For example, I am fighting a company that overcharged me a measly £16 in April 2018. What I thought would be simple refund and apology when I flagged it turned into a two-year battle that still rages. Whilst they agreed that they had overcharged me and it was their error, they have so far steadfastly refused to pay it back unless I follow a complicated three-week application procedure involving my bank directed by their finance department. This huge company has no facility to make payments to anyone’s bank account. At least that’s what they told me.
Needless to say, I always remained skeptical about this claim, especially as last month I applied my statutory rights and added late payment charges and interest to the amount, bringing it to £62. For the first time, I immediately received an email response offering to pay the original £16 on receipt of my bank details, which, incidentally, they already have. I also, for the first time, received a proper apology.
What did the company gain from this two-year charade? The administrative cost to them of forty or so emails and internal consultations with managers was probably hundreds of pounds. We will never have a relationship again. They have negative PR, and all for £16, they admitted they owed? Why?
And this is where the second part of Nordstrom’s research comes in:
A satisfied customer will, on average, tell FOUR people of their experience, whereas a dissatisfied customer will tell TEN.
These were figures from before the internet was entrenched in our lives, so how much bigger do you think they are now?
I personally don’t subscribe to this model of treating customers like numbers and relying on ever bigger numbers to replace those that leave. I never have. Perhaps I’m simply ‘Old School’, but even as a young man I could barely understand it and always strived to do the very best I could for everyone.
My own experience both as a consumer and as someone who has served customers is that retaining them is far most cost-effective than finding new ones and, even better, a portion of those customers you look after will do the marketing for you by telling people how great you are.

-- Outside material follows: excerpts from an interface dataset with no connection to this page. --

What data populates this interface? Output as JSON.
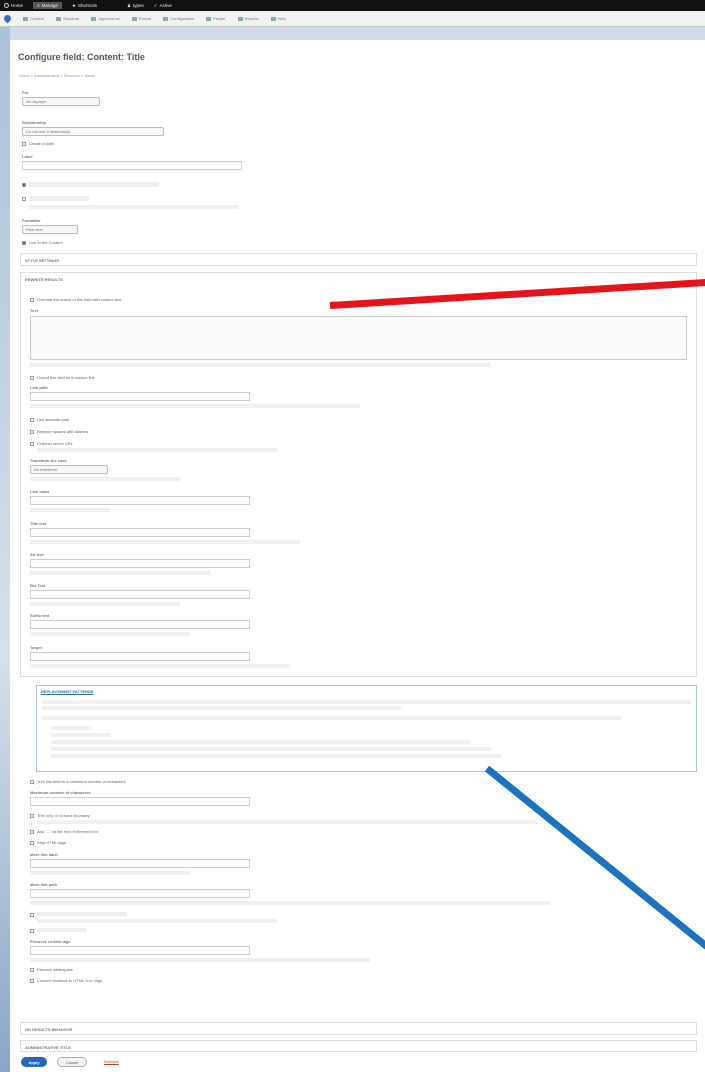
{
  "toolbar": {
    "items": [
      {
        "icon": "drupal-icon",
        "label": "Home"
      },
      {
        "icon": "menu-icon",
        "label": "Manage"
      },
      {
        "icon": "star-icon",
        "label": "Shortcuts"
      },
      {
        "icon": "user-icon",
        "label": "types"
      }
    ],
    "status": "Active"
  },
  "admin_menu": {
    "items": [
      "Content",
      "Structure",
      "Appearance",
      "Extend",
      "Configuration",
      "People",
      "Reports",
      "Help"
    ]
  },
  "page": {
    "title": "Configure field: Content: Title",
    "breadcrumb": "Home » Administration » Structure » Views"
  },
  "form": {
    "for_label": "For",
    "for_value": "All displays",
    "relationship_label": "Relationship",
    "relationship_value": "Do not use a relationship",
    "create_label_text": "Create a label",
    "label_label": "Label",
    "formatter_label": "Formatter",
    "formatter_value": "Plain text",
    "link_to_content_text": "Link to the Content",
    "style_settings": "STYLE SETTINGS",
    "rewrite_results": "REWRITE RESULTS",
    "override_text": "Override the output of this field with custom text",
    "text_label": "Text",
    "output_link_text": "Output this field as a custom link",
    "link_path_label": "Link path",
    "use_absolute_text": "Use absolute path",
    "replace_spaces_text": "Replace spaces with dashes",
    "external_text": "External server URL",
    "transform_case_label": "Transform the case",
    "transform_case_value": "No transform",
    "link_class_label": "Link class",
    "title_text_label": "Title text",
    "alt_text_label": "Alt text",
    "rel_text_label": "Rel Text",
    "prefix_label": "Prefix text",
    "suffix_label": "Suffix text",
    "target_label": "Target",
    "replacement_patterns": "REPLACEMENT PATTERNS",
    "trim_text": "Trim this field to a maximum number of characters",
    "max_chars_label": "Maximum number of characters",
    "trim_word_text": "Trim only on a word boundary",
    "ellipsis_text": "Add \"...\" at the end of trimmed text",
    "strip_tags_text": "Strip HTML tags",
    "more_link_label": "More link label",
    "more_link_path_label": "More link path",
    "preserve_tags_label": "Preserve certain tags",
    "remove_whitespace_text": "Remove whitespace",
    "convert_newlines_text": "Convert newlines to HTML <br> tags",
    "no_results": "NO RESULTS BEHAVIOR",
    "admin_title": "ADMINISTRATIVE TITLE"
  },
  "buttons": {
    "apply": "Apply",
    "cancel": "Cancel",
    "remove": "Remove"
  },
  "annotation_colors": {
    "red_arrow": "#e5141b",
    "blue_arrow": "#1a73c0"
  }
}
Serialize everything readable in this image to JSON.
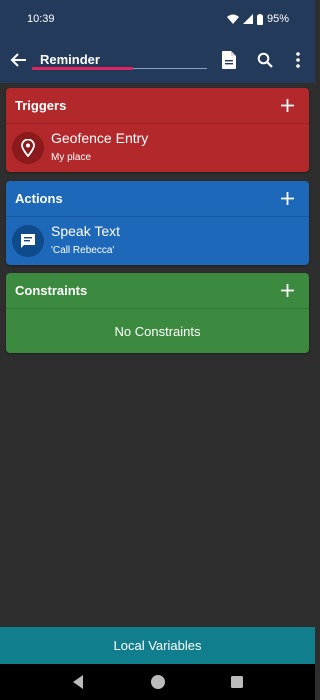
{
  "status": {
    "time": "10:39",
    "battery": "95%"
  },
  "header": {
    "title": "Reminder"
  },
  "triggers": {
    "title": "Triggers",
    "items": [
      {
        "title": "Geofence Entry",
        "subtitle": "My place",
        "icon": "location-pin-icon"
      }
    ]
  },
  "actions": {
    "title": "Actions",
    "items": [
      {
        "title": "Speak Text",
        "subtitle": "'Call Rebecca'",
        "icon": "chat-icon"
      }
    ]
  },
  "constraints": {
    "title": "Constraints",
    "empty": "No Constraints"
  },
  "bottom": {
    "label": "Local Variables"
  },
  "colors": {
    "app_bar": "#243a5a",
    "triggers": "#b3292b",
    "actions": "#1d68b8",
    "constraints": "#3c8a3f",
    "bottom_bar": "#117e8e",
    "background": "#2e2e2e"
  }
}
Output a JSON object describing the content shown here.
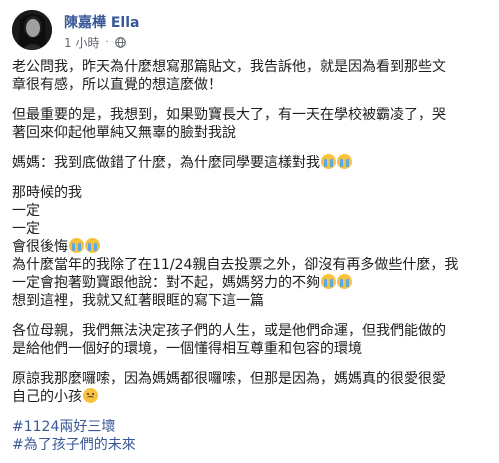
{
  "header": {
    "author": "陳嘉樺 Ella",
    "time": "1 小時",
    "separator": "·",
    "audience_icon": "globe-icon"
  },
  "post": {
    "paragraphs": [
      [
        "老公問我，昨天為什麼想寫那篇貼文，我告訴他，就是因為看到那些文",
        "章很有感，所以直覺的想這麼做！"
      ],
      [
        "但最重要的是，我想到，如果勁寶長大了，有一天在學校被霸凌了，哭",
        "著回來仰起他單純又無辜的臉對我說"
      ],
      [
        "媽媽：我到底做錯了什麼，為什麼同學要這樣對我"
      ],
      [
        "那時候的我",
        "一定",
        "一定",
        "會很後悔",
        "為什麼當年的我除了在11/24親自去投票之外，卻沒有再多做些什麼，我",
        "一定會抱著勁寶跟他說：對不起，媽媽努力的不夠",
        "想到這裡，我就又紅著眼眶的寫下這一篇"
      ],
      [
        "各位母親，我們無法決定孩子們的人生，或是他們命運，但我們能做的",
        "是給他們一個好的環境，一個懂得相互尊重和包容的環境"
      ],
      [
        "原諒我那麼囉嗦，因為媽媽都很囉嗦，但那是因為，媽媽真的很愛很愛",
        "自己的小孩"
      ]
    ],
    "hashtags": [
      "#1124兩好三壞",
      "#為了孩子們的未來"
    ]
  },
  "emoji": {
    "crying": "crying-face-emoji",
    "sad": "sad-face-emoji"
  }
}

Unless, possibly, you are a huge corporation where the maths works differently, as we’ve seen. Even there I am skeptical and would like to see those numbers for myself one day.
But better than that, it’s the right thing to do, i.e. treating your fellow humans with a little respect, something that may some way to helping some of the situations we unfolding around us now.
However, if even that is not enough to convince you, here’s an actual real example of the difference it can make:
For nearly two decades I own and ran a chain of internet cafes and games zones in the south of England. During that time, we were shortlisted for ‘Customer Service’ awards on so many occasions I can’t even begin to count them. Every year, at the awards ceremonies, we were either finalists or winners. It created enormous PR and bought in droves of new customers looking to experience a level of service they just didn’t get elsewhere. And we retained those customers.
As the years went by, we took all the business from our local competition and in every town where we were based, we were the only operation that not only survived but thrived.
How did we do this? Simple. We made sure we were good at customer service AND we relied on everyone else being terrible at it, something they seemed happy to do for us. The net effect of two contrasting positions was so extreme, it secured our position then and in the future, even though some of them were better funded and more centrally located.
In short, customer service won out over location, facilities and price. It really is that important.
But, of course, none of this is a surprise to you, is it? You’re always going to give your business to people you like or who look after you. It’s always been the case, even though most companies have lost sight of this for the time being whilst competing over price alone.
So imagine what would happen if your company started going above and beyond in every customer interaction while your competitors didn’t?